5 Perfect Books for School Counselors

School counselors are at the heart of schools as the moral compass. Therefore, it’s important for counselors to be on their game, when it comes to the students. From life advice to calming fears to helping students confront other challenges (i.e., bullying, trauma, etc.), counselors are a resource that schools should never take for granted.

With that in mind, here are 5 books to help school counselors do their best at positively impacting students’ lives.

  1. The 7 Habits Of Happy Kids – Sean Covey

“This illustrated book is a testament of how balance can be effective in a child’s life,” says Nathan Boutin, a writer at Simplegrad and Resumention. “With fun and lovable characters, kids can learn that fun activities can bring joy and positivity in their lives. The book includes seven stories that demonstrate the seven habits that counselors should teach to students to practice balanced living.”
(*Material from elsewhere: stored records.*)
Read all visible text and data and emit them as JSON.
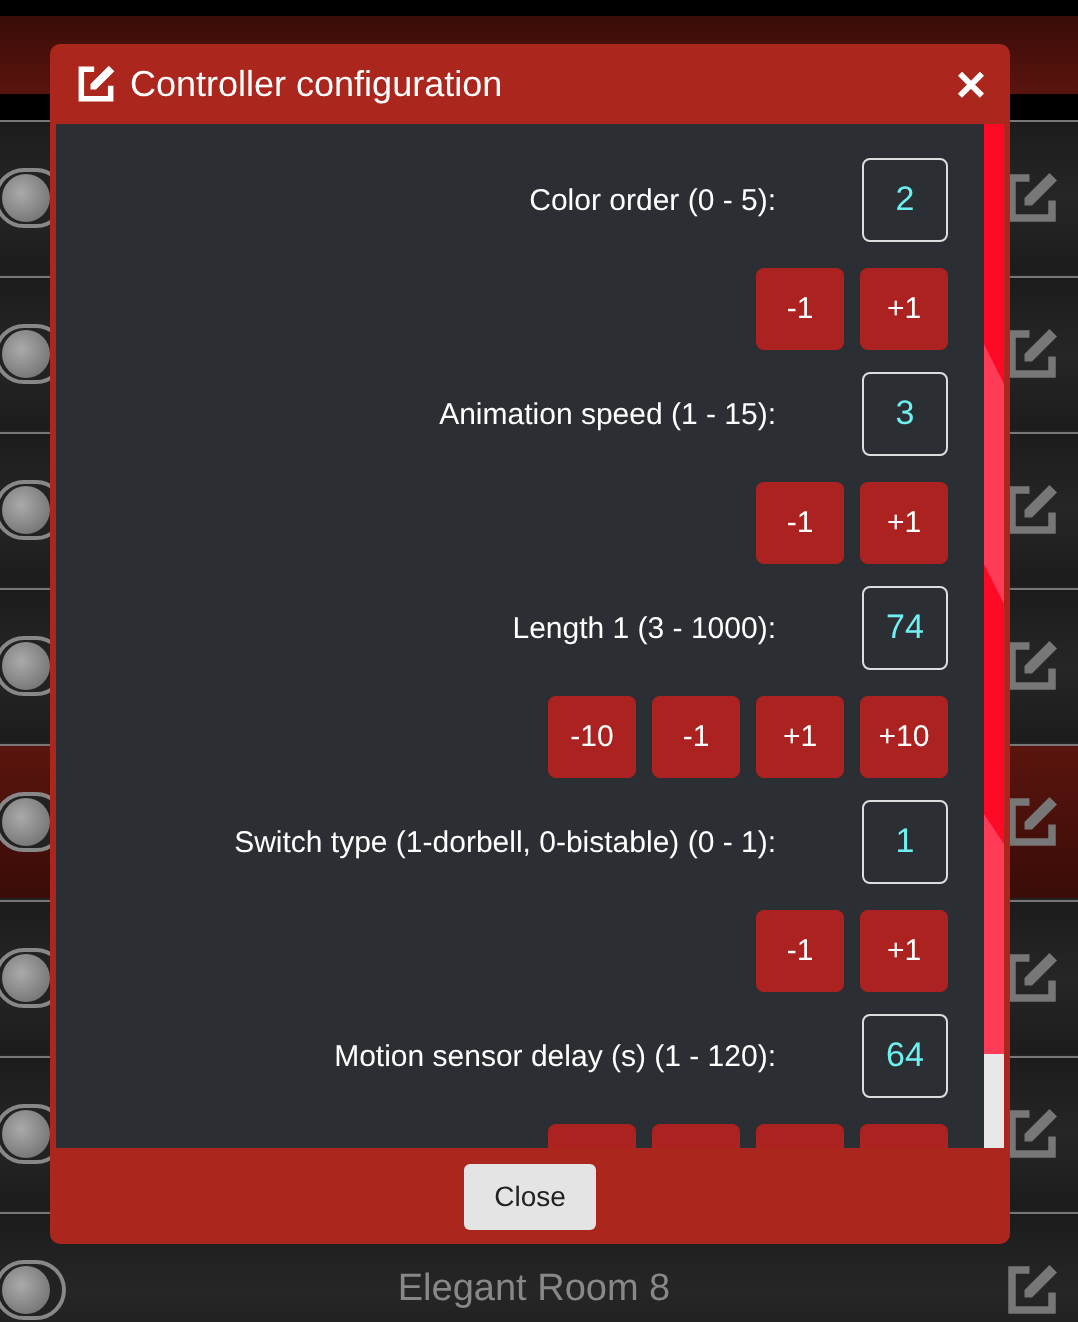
{
  "rows": [
    {
      "on": false,
      "selected": false
    },
    {
      "on": false,
      "selected": false
    },
    {
      "on": false,
      "selected": false
    },
    {
      "on": false,
      "selected": false
    },
    {
      "on": false,
      "selected": true
    },
    {
      "on": false,
      "selected": false
    },
    {
      "on": false,
      "selected": false
    },
    {
      "on": false,
      "selected": false,
      "name": "Elegant Room 8"
    }
  ],
  "dialog": {
    "title": "Controller configuration",
    "close_label": "×",
    "settings": [
      {
        "label": "Color order (0 - 5):",
        "value": "2",
        "buttons": [
          {
            "kind": "label",
            "label": "-1"
          },
          {
            "kind": "label",
            "label": "+1"
          }
        ]
      },
      {
        "label": "Animation speed (1 - 15):",
        "value": "3",
        "buttons": [
          {
            "kind": "label",
            "label": "-1"
          },
          {
            "kind": "label",
            "label": "+1"
          }
        ]
      },
      {
        "label": "Length 1 (3 - 1000):",
        "value": "74",
        "buttons": [
          {
            "kind": "label",
            "label": "-10"
          },
          {
            "kind": "label",
            "label": "-1"
          },
          {
            "kind": "label",
            "label": "+1"
          },
          {
            "kind": "label",
            "label": "+10"
          }
        ]
      },
      {
        "label": "Switch type (1-dorbell, 0-bistable) (0 - 1):",
        "value": "1",
        "buttons": [
          {
            "kind": "label",
            "label": "-1"
          },
          {
            "kind": "label",
            "label": "+1"
          }
        ]
      },
      {
        "label": "Motion sensor delay (s) (1 - 120):",
        "value": "64",
        "buttons": [
          {
            "kind": "blank"
          },
          {
            "kind": "blank"
          },
          {
            "kind": "blank"
          },
          {
            "kind": "blank"
          }
        ]
      }
    ],
    "footer_button": "Close"
  }
}
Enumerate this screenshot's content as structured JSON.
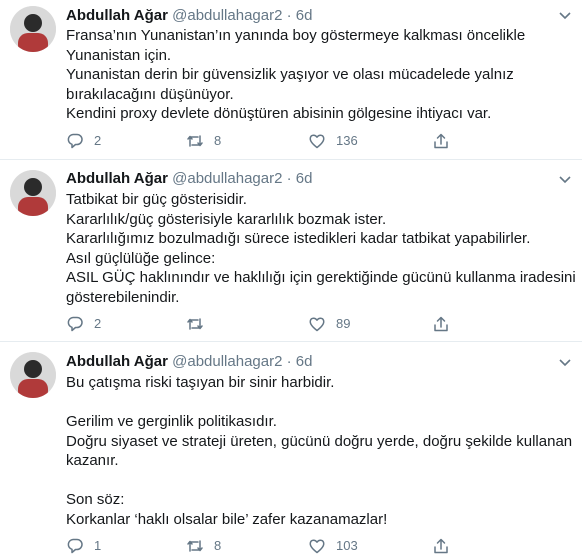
{
  "tweets": [
    {
      "name": "Abdullah Ağar",
      "handle": "@abdullahagar2",
      "sep": "·",
      "time": "6d",
      "lines": [
        "Fransa’nın Yunanistan’ın yanında boy göstermeye kalkması öncelikle",
        "Yunanistan için.",
        "Yunanistan derin bir güvensizlik yaşıyor ve olası mücadelede yalnız",
        "bırakılacağını düşünüyor.",
        "Kendini proxy devlete dönüştüren abisinin gölgesine ihtiyacı var."
      ],
      "replies": "2",
      "retweets": "8",
      "likes": "136"
    },
    {
      "name": "Abdullah Ağar",
      "handle": "@abdullahagar2",
      "sep": "·",
      "time": "6d",
      "lines": [
        "Tatbikat bir güç gösterisidir.",
        "Kararlılık/güç gösterisiyle kararlılık bozmak ister.",
        "Kararlılığımız bozulmadığı sürece istedikleri kadar tatbikat yapabilirler.",
        "Asıl güçlülüğe gelince:",
        "ASIL GÜÇ haklınındır ve haklılığı için gerektiğinde gücünü kullanma iradesini",
        "gösterebilenindir."
      ],
      "replies": "2",
      "retweets": "",
      "likes": "89"
    },
    {
      "name": "Abdullah Ağar",
      "handle": "@abdullahagar2",
      "sep": "·",
      "time": "6d",
      "lines": [
        "Bu çatışma riski taşıyan bir sinir harbidir.",
        "",
        "Gerilim ve gerginlik politikasıdır.",
        "Doğru siyaset ve strateji üreten, gücünü doğru yerde, doğru şekilde kullanan",
        "kazanır.",
        "",
        "Son söz:",
        "Korkanlar ‘haklı olsalar bile’ zafer kazanamazlar!"
      ],
      "replies": "1",
      "retweets": "8",
      "likes": "103"
    }
  ],
  "icons": {
    "caret": "chevron-down-icon",
    "reply": "reply-icon",
    "retweet": "retweet-icon",
    "like": "like-icon",
    "share": "share-icon"
  },
  "colors": {
    "text": "#14171a",
    "muted": "#657786",
    "divider": "#e6ecf0"
  }
}
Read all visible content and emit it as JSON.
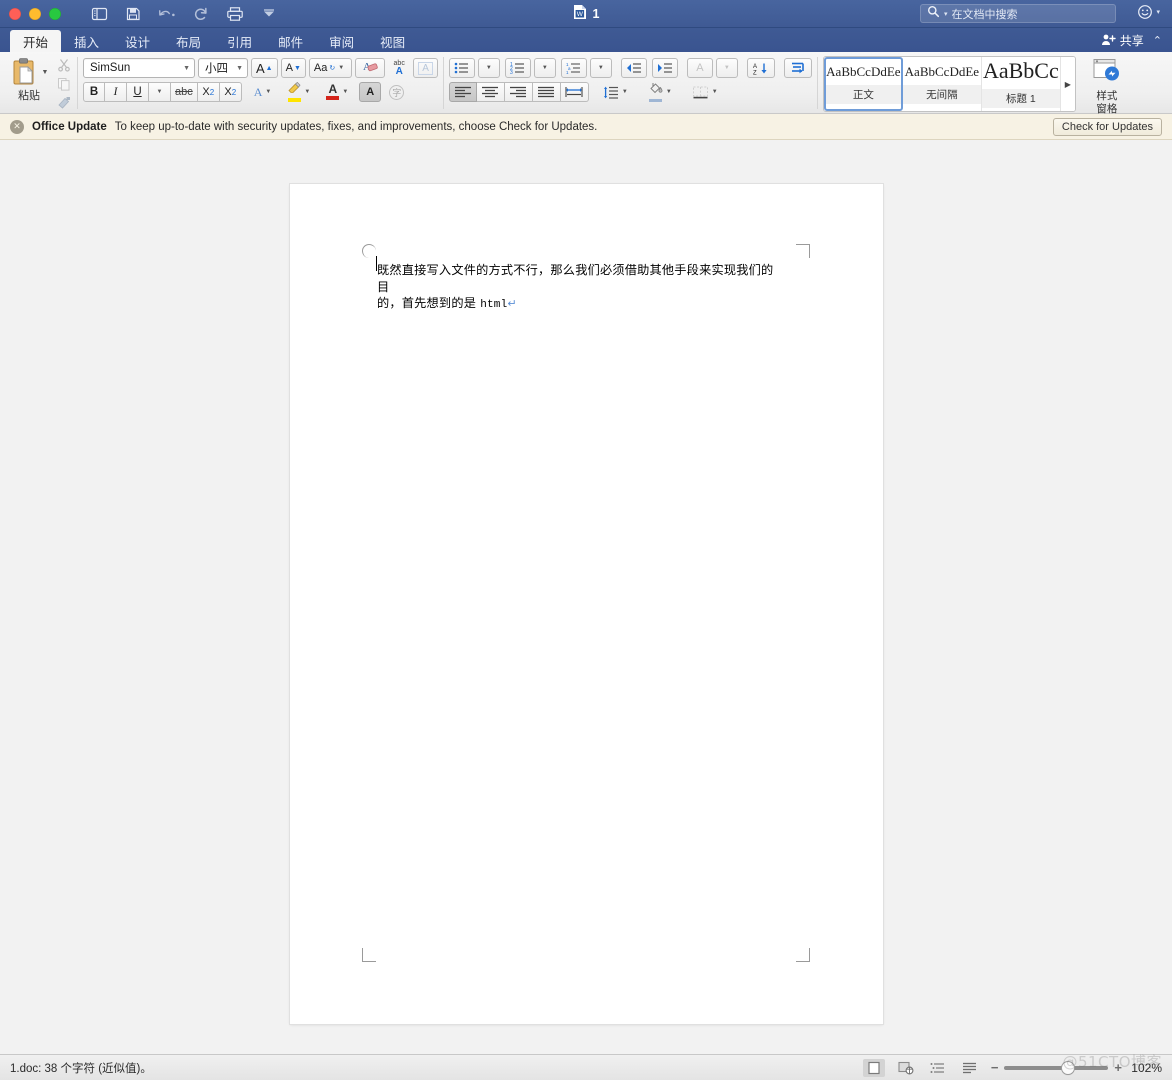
{
  "titlebar": {
    "document_name": "1",
    "search_placeholder": "在文档中搜索",
    "quick_access": [
      {
        "name": "sidebar-toggle",
        "label": "显示/隐藏侧边栏"
      },
      {
        "name": "save",
        "label": "保存"
      },
      {
        "name": "undo",
        "label": "撤消"
      },
      {
        "name": "redo",
        "label": "重做"
      },
      {
        "name": "print",
        "label": "打印"
      },
      {
        "name": "customize",
        "label": "自定义快速访问工具栏"
      }
    ]
  },
  "tabs": [
    {
      "label": "开始",
      "active": true
    },
    {
      "label": "插入",
      "active": false
    },
    {
      "label": "设计",
      "active": false
    },
    {
      "label": "布局",
      "active": false
    },
    {
      "label": "引用",
      "active": false
    },
    {
      "label": "邮件",
      "active": false
    },
    {
      "label": "审阅",
      "active": false
    },
    {
      "label": "视图",
      "active": false
    }
  ],
  "share": {
    "label": "共享"
  },
  "ribbon": {
    "clipboard": {
      "paste_label": "粘贴",
      "cut_label": "剪切",
      "copy_label": "复制",
      "format_painter_label": "格式刷"
    },
    "font": {
      "font_name": "SimSun",
      "font_size": "小四",
      "grow_label": "A",
      "shrink_label": "A",
      "change_case_label": "Aa",
      "clear_format_label": "A",
      "phonetic_label": "abc",
      "border_label": "A",
      "bold_label": "B",
      "italic_label": "I",
      "underline_label": "U",
      "strike_label": "abc",
      "subscript_label": "X",
      "subscript_sub": "2",
      "superscript_label": "X",
      "superscript_sup": "2",
      "text_effects_label": "A",
      "highlight_label": "",
      "font_color_label": "A",
      "char_shading_label": "A",
      "enclose_char_label": "字"
    },
    "paragraph": {
      "bullets_label": "项目符号",
      "numbering_label": "编号",
      "multilevel_label": "多级列表",
      "decrease_indent_label": "减少缩进量",
      "increase_indent_label": "增加缩进量",
      "ltr_rtl_label": "A",
      "sort_label": "AZ",
      "show_marks_label": "显示编辑标记",
      "align_left_label": "左对齐",
      "align_center_label": "居中",
      "align_right_label": "右对齐",
      "justify_label": "两端对齐",
      "distribute_label": "分散对齐",
      "line_spacing_label": "行和段落间距",
      "shading_label": "底纹",
      "borders_label": "边框"
    },
    "styles": {
      "gallery": [
        {
          "preview": "AaBbCcDdEe",
          "name": "正文",
          "selected": true,
          "size": "13px"
        },
        {
          "preview": "AaBbCcDdEe",
          "name": "无间隔",
          "selected": false,
          "size": "13px"
        },
        {
          "preview": "AaBbCc",
          "name": "标题 1",
          "selected": false,
          "size": "22px"
        }
      ],
      "more_label": "▶",
      "pane_label_line1": "样式",
      "pane_label_line2": "窗格"
    }
  },
  "notification": {
    "title": "Office Update",
    "message": "To keep up-to-date with security updates, fixes, and improvements, choose Check for Updates.",
    "button_label": "Check for Updates",
    "close_label": "✕"
  },
  "document": {
    "body_line1": "既然直接写入文件的方式不行，那么我们必须借助其他手段来实现我们的目",
    "body_line2_cjk": "的，首先想到的是 ",
    "body_line2_latin": "html",
    "paragraph_mark": "↵"
  },
  "statusbar": {
    "left_text": "1.doc: 38 个字符 (近似值)。",
    "views": [
      {
        "name": "print-layout",
        "selected": true
      },
      {
        "name": "web-layout",
        "selected": false
      },
      {
        "name": "outline",
        "selected": false
      },
      {
        "name": "draft",
        "selected": false
      }
    ],
    "zoom_out_label": "−",
    "zoom_in_label": "+",
    "zoom_percent": "102%"
  },
  "watermark": "@51CTO博客",
  "colors": {
    "titlebar_blue": "#3f5a94",
    "tab_active_bg": "#f5f5f5",
    "notice_bg": "#f7f2e4",
    "style_selected_border": "#6f9cd8",
    "accent_blue": "#1f6fd4",
    "highlight_yellow": "#ffe400",
    "font_color_red": "#d4241a"
  }
}
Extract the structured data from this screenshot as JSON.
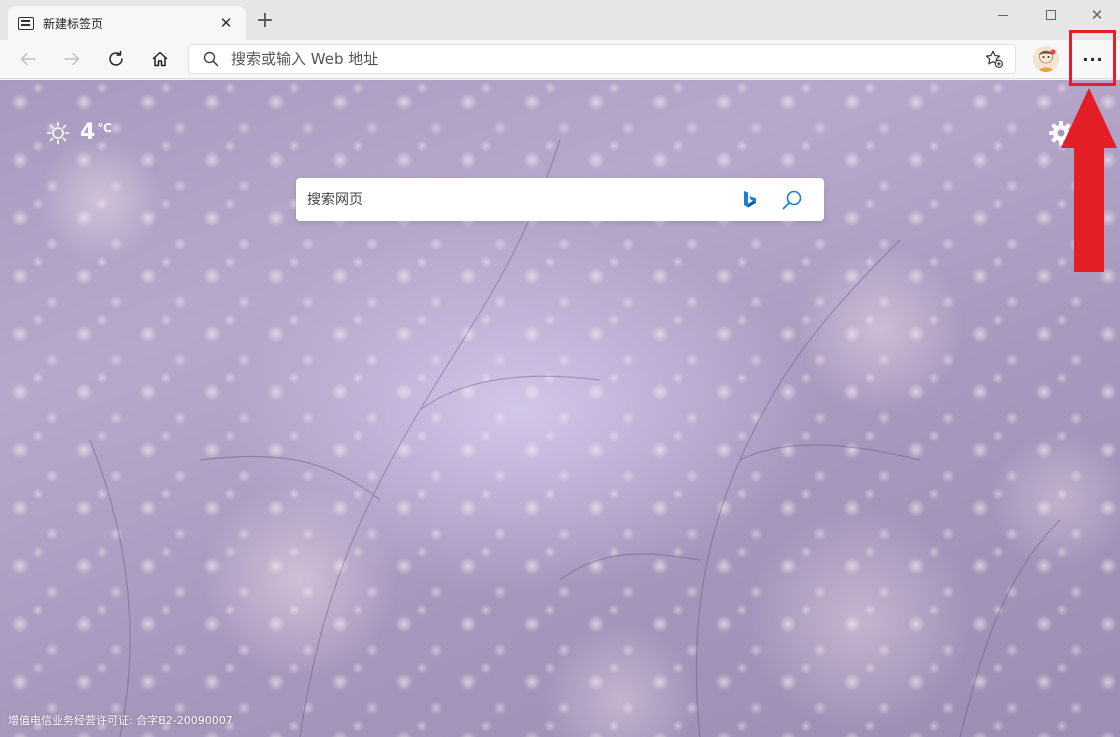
{
  "tab": {
    "favicon": "new-tab-page-icon",
    "title": "新建标签页",
    "close_glyph": "✕"
  },
  "new_tab_glyph": "+",
  "window_controls": {
    "close_glyph": "✕"
  },
  "toolbar": {
    "address_placeholder": "搜索或输入 Web 地址",
    "more_glyph": "···"
  },
  "newtab": {
    "weather": {
      "icon": "sun-icon",
      "temperature": "4",
      "unit": "℃"
    },
    "search_placeholder": "搜索网页",
    "license_text": "增值电信业务经营许可证: 合字B2-20090007"
  },
  "annotation": {
    "color": "#e41e26"
  }
}
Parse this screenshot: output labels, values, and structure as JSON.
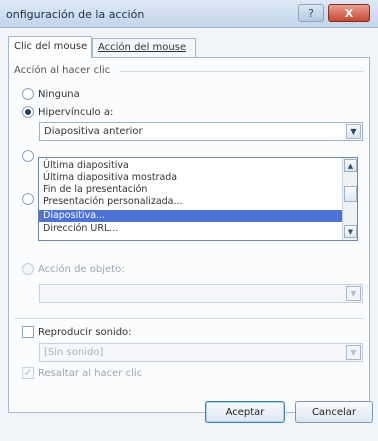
{
  "window": {
    "title": "onfiguración de la acción",
    "help_label": "?",
    "close_label": "X"
  },
  "tabs": [
    {
      "label": "Clic del mouse"
    },
    {
      "label": "Acción del mouse"
    }
  ],
  "section": {
    "label": "Acción al hacer clic"
  },
  "radios": {
    "ninguna": "Ninguna",
    "hipervinculo": "Hipervínculo a:",
    "accion_objeto": "Acción de objeto:"
  },
  "hyperlink_combo": {
    "value": "Diapositiva anterior"
  },
  "dropdown_list": {
    "items": [
      "Última diapositiva",
      "Última diapositiva mostrada",
      "Fin de la presentación",
      "Presentación personalizada...",
      "Diapositiva...",
      "Dirección URL..."
    ],
    "selected_index": 4
  },
  "object_action_combo": {
    "value": ""
  },
  "sound": {
    "label": "Reproducir sonido:",
    "value": "[Sin sonido]"
  },
  "highlight": {
    "label": "Resaltar al hacer clic"
  },
  "buttons": {
    "accept": "Aceptar",
    "cancel": "Cancelar"
  },
  "colors": {
    "selection": "#4c72d9",
    "close_button": "#c9482f"
  }
}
  • The School Counselor’s Book Of Lists – Dorothy J. Blum And Tamara E. Davis

If you’re looking for a simple format in school counseling, then The School Counselor’s Book of Lists is for you!

This book serves as a definitive guide on the various topics that affect school counselors. From thorough student assessments to running meetings to handling and preventing crises, this book (with a second edition the most effective thus far) helps counselors assess and implement effective strategies to help keep students’ mental health in check.

  • Lost At School: Why Our Kids With Behavioral Challenges Are Falling Through The Cracks And How We Can Help Them – Ross W. Greene

Ross W. Greene, a licensed and distinguished clinician, explores the behavioral challenges that children face, especially in school. Following up from his critically-acclaimed book The Explosive Child, Lost at School dives deeper into how schools can understand and help kids in certain situations without having to automatically resort to disciplining them. While disciplining with detentions and expulsions are one thing, those punishments can only scratch at the surface of the problem. Greene offers a modified, if not different, solution.

Greene suggests that by punishing students by taking them out of school will only disrupt their learning, rather than enhance it. In his book, he calls for an alternative that effectively disciplines students while still getting straight to the source of the problem(s) that children may be facing. With Greene’s ideas, students can learn to face obstacles, learn from their experiences and – most importantly – keep them in school.

  • Schools Where Everyone Belongs – Stan Davis And Julia Davis

“Stan Davis and Julia Davis tackle the subject of bullying in school in Schools Where Everyone Belongs,” says Amber Thomas, a journalist at Studydemic and Huffpost. “While there are countless efforts to combat bullying and its tragic consequences, there’s still a need for counselors to intervene, and to get to the heart of the problem. The book explores various situations of bullying, and how counselors can spot the signs, implement the right strategies, and learn to treat the underlying causes of bullying.”

  • How Children Succeed: Grit, Curiosity, And The Hidden Power Of Character – Paul Tough

Finally, Paul Tough explores character in How Children Succeed. Here, Tough shows a different perspective – one that’s often ignored in the established norms of schools and institutions: student character. Character, Tough believes, is the pinnacle of how students perform in school.

In his book, he explores the following areas in character:

  • Curiosity
  • Optimism
  • Perseverance, AND
  • Self-control

Tough argues that these areas in character are essential in student performance, when it comes to testing, admissions, and overall learning. Plus, he peels back the layers of character, and how each of the areas are (and should be) effective in a child’s learning process. Whether or not parents are preparing their children for adulthood, or if children are learning things on their own, Tough gets to the bottom of things by looking at character.

This book is told through the eyes of a new generation of researchers and educators. It’s through their stories—and those from children that have met the challenges in school—that make this real and inspiring book.


As you can see, books continue to be excellent sources of guidance for school counselors no matter the student grade level. Since students are to be the future of this world, it’s important for counselors to guide them in the right ways, rather than leave anything to chance.

These 5 books are great resources for school counselors, especially when it comes to hot topics like bullying prevention, positivity, and inspiration. By giving these books a read, counselors can continue to be advisors and resources of encourage to students everywhere.

Happy reading!

Lauren Groff is a writer and editor at Assignment Service and Academized. She is also a blogger at English Literature Writing Service. As an educational writer, she specializes in counseling, testing, and library science.